Maybe the mum I saw in that waiting room, seemingly disconnected from her baby, doesn’t have the support she needs.

10 space-saving nursery ideas

Starting a family doesn't always mean moving into a bigger house - not yet, anyway.

 

What's in a name?

Baby Names
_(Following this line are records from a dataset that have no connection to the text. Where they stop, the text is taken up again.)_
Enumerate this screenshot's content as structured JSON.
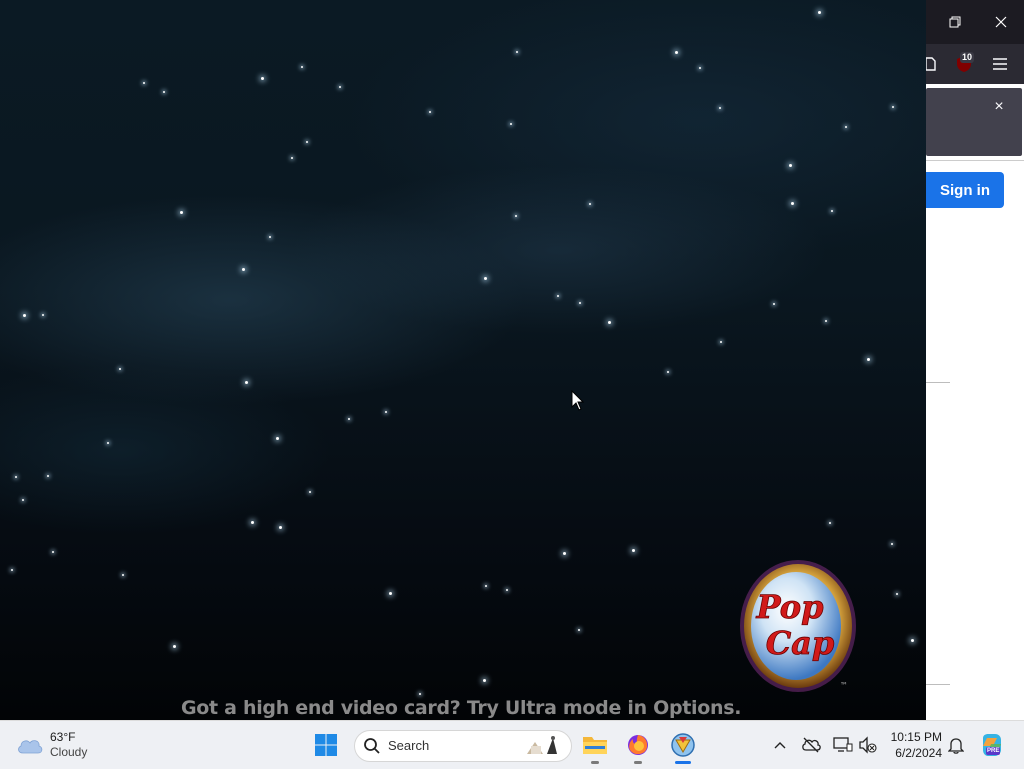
{
  "game": {
    "hint_text": "Got a high end video card? Try Ultra mode in Options.",
    "logo_text": "PopCap",
    "logo_tm": "™"
  },
  "browser": {
    "extension_badge": "10",
    "sign_in_label": "Sign in",
    "notice_close": "×"
  },
  "taskbar": {
    "weather_temp": "63°F",
    "weather_condition": "Cloudy",
    "search_placeholder": "Search",
    "clock_time": "10:15 PM",
    "clock_date": "6/2/2024",
    "copilot_badge": "PRE"
  }
}
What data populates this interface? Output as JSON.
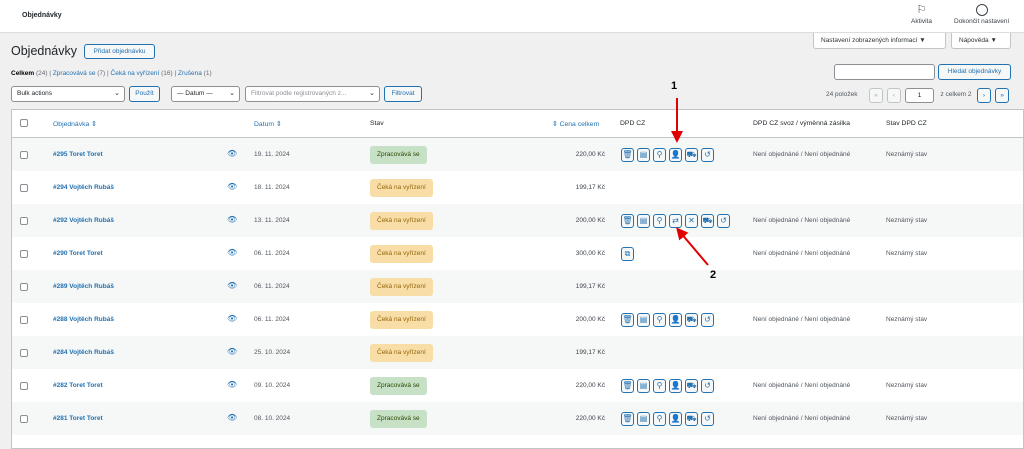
{
  "topbar": {
    "title": "Objednávky",
    "activity_label": "Aktivita",
    "finish_setup_label": "Dokončit nastavení"
  },
  "screen_options": {
    "screen_label": "Nastavení zobrazených informací ▼",
    "help_label": "Nápověda ▼"
  },
  "page": {
    "heading": "Objednávky",
    "add_button": "Přidat objednávku"
  },
  "status_filters": [
    {
      "label": "Celkem",
      "count": "(24)"
    },
    {
      "label": "Zpracovává se",
      "count": "(7)"
    },
    {
      "label": "Čeká na vyřízení",
      "count": "(16)"
    },
    {
      "label": "Zrušena",
      "count": "(1)"
    }
  ],
  "toolbar": {
    "bulk_actions": "Bulk actions",
    "apply": "Použít",
    "date_filter": "— Datum —",
    "customer_placeholder": "Filtrovat podle registrovaných z...",
    "filter_button": "Filtrovat",
    "search_button": "Hledat objednávky",
    "search_value": ""
  },
  "pagination": {
    "items": "24 položek",
    "first": "«",
    "prev": "‹",
    "current_page": "1",
    "of_total": "z celkem 2",
    "next": "›",
    "last": "»"
  },
  "columns": {
    "order": "Objednávka ⇕",
    "date": "Datum ⇕",
    "status": "Stav",
    "total": "⇕ Cena celkem",
    "dpd": "DPD CZ",
    "dpd_pickup": "DPD CZ svoz / výměnná zásilka",
    "dpd_state": "Stav DPD CZ"
  },
  "rows": [
    {
      "order": "#295 Toret Toret",
      "date": "19. 11. 2024",
      "status": "Zpracovává se",
      "status_type": "processing",
      "total": "220,00 Kč",
      "dpd_buttons": [
        "trash",
        "doc",
        "search",
        "person",
        "truck",
        "undo"
      ],
      "pickup": "Není objednáné / Není objednáné",
      "dpd_status": "Neznámý stav"
    },
    {
      "order": "#294 Vojtěch Rubáš",
      "date": "18. 11. 2024",
      "status": "Čeká na vyřízení",
      "status_type": "onhold",
      "total": "199,17 Kč",
      "dpd_buttons": [],
      "pickup": "",
      "dpd_status": ""
    },
    {
      "order": "#292 Vojtěch Rubáš",
      "date": "13. 11. 2024",
      "status": "Čeká na vyřízení",
      "status_type": "onhold",
      "total": "200,00 Kč",
      "dpd_buttons": [
        "trash",
        "doc",
        "search",
        "swap",
        "close",
        "truck",
        "undo"
      ],
      "pickup": "Není objednáné / Není objednáné",
      "dpd_status": "Neznámý stav"
    },
    {
      "order": "#290 Toret Toret",
      "date": "06. 11. 2024",
      "status": "Čeká na vyřízení",
      "status_type": "onhold",
      "total": "300,00 Kč",
      "dpd_buttons": [
        "external"
      ],
      "pickup": "Není objednáné / Není objednáné",
      "dpd_status": "Neznámý stav"
    },
    {
      "order": "#289 Vojtěch Rubáš",
      "date": "06. 11. 2024",
      "status": "Čeká na vyřízení",
      "status_type": "onhold",
      "total": "199,17 Kč",
      "dpd_buttons": [],
      "pickup": "",
      "dpd_status": ""
    },
    {
      "order": "#288 Vojtěch Rubáš",
      "date": "06. 11. 2024",
      "status": "Čeká na vyřízení",
      "status_type": "onhold",
      "total": "200,00 Kč",
      "dpd_buttons": [
        "trash",
        "doc",
        "search",
        "person",
        "truck",
        "undo"
      ],
      "pickup": "Není objednáné / Není objednáné",
      "dpd_status": "Neznámý stav"
    },
    {
      "order": "#284 Vojtěch Rubáš",
      "date": "25. 10. 2024",
      "status": "Čeká na vyřízení",
      "status_type": "onhold",
      "total": "199,17 Kč",
      "dpd_buttons": [],
      "pickup": "",
      "dpd_status": ""
    },
    {
      "order": "#282 Toret Toret",
      "date": "09. 10. 2024",
      "status": "Zpracovává se",
      "status_type": "processing",
      "total": "220,00 Kč",
      "dpd_buttons": [
        "trash",
        "doc",
        "search",
        "person",
        "truck",
        "undo"
      ],
      "pickup": "Není objednáné / Není objednáné",
      "dpd_status": "Neznámý stav"
    },
    {
      "order": "#281 Toret Toret",
      "date": "08. 10. 2024",
      "status": "Zpracovává se",
      "status_type": "processing",
      "total": "220,00 Kč",
      "dpd_buttons": [
        "trash",
        "doc",
        "search",
        "person",
        "truck",
        "undo"
      ],
      "pickup": "Není objednáné / Není objednáné",
      "dpd_status": "Neznámý stav"
    }
  ],
  "annotations": [
    {
      "label": "1",
      "color": "#e00000"
    },
    {
      "label": "2",
      "color": "#e00000"
    }
  ],
  "colors": {
    "accent": "#2271b1",
    "processing_bg": "#c6e1c6",
    "onhold_bg": "#f8dda7",
    "arrow": "#e00000"
  }
}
Looking for a classic name, or an unusual name? Our Baby Name Finder is for you, search or browse to refine your shortlist.

 
Advertisement
 
 
Essential Baby and Essential Kids is the place to find parenting information and parenting support relating to conception, pregnancy, birth, babies, toddlers, kids, maternity, family budgeting, family travel, nutrition and wellbeing, family entertainment, kids entertainment, tips for the family home, child-friendly recipes and parenting. Try our pregnancy due date calculator to determine your due date, or our ovulation calculator to predict ovulation and your fertile period. Our pregnancy week by week guide shows your baby's stages of development. Access our very active mum's discussion groups in the Essential Baby forums or the Essential Kids forums to talk to mums about conception, pregnancy, birth, babies, toddlers, kids and parenting lifestyle. Essential Baby also offers a baby names database of more than 22,000 baby names, popular baby names, boys' names, girls' names and baby names advice in our baby names forum. Essential Kids features a range of free printable worksheets for kids from preschool years through to primary school years. For the latest baby clothes, maternity clothes, maternity accessories, toddler products, kids toys and kids clothing, breastfeeding and other parenting resources, check out Essential Baby and Essential Kids.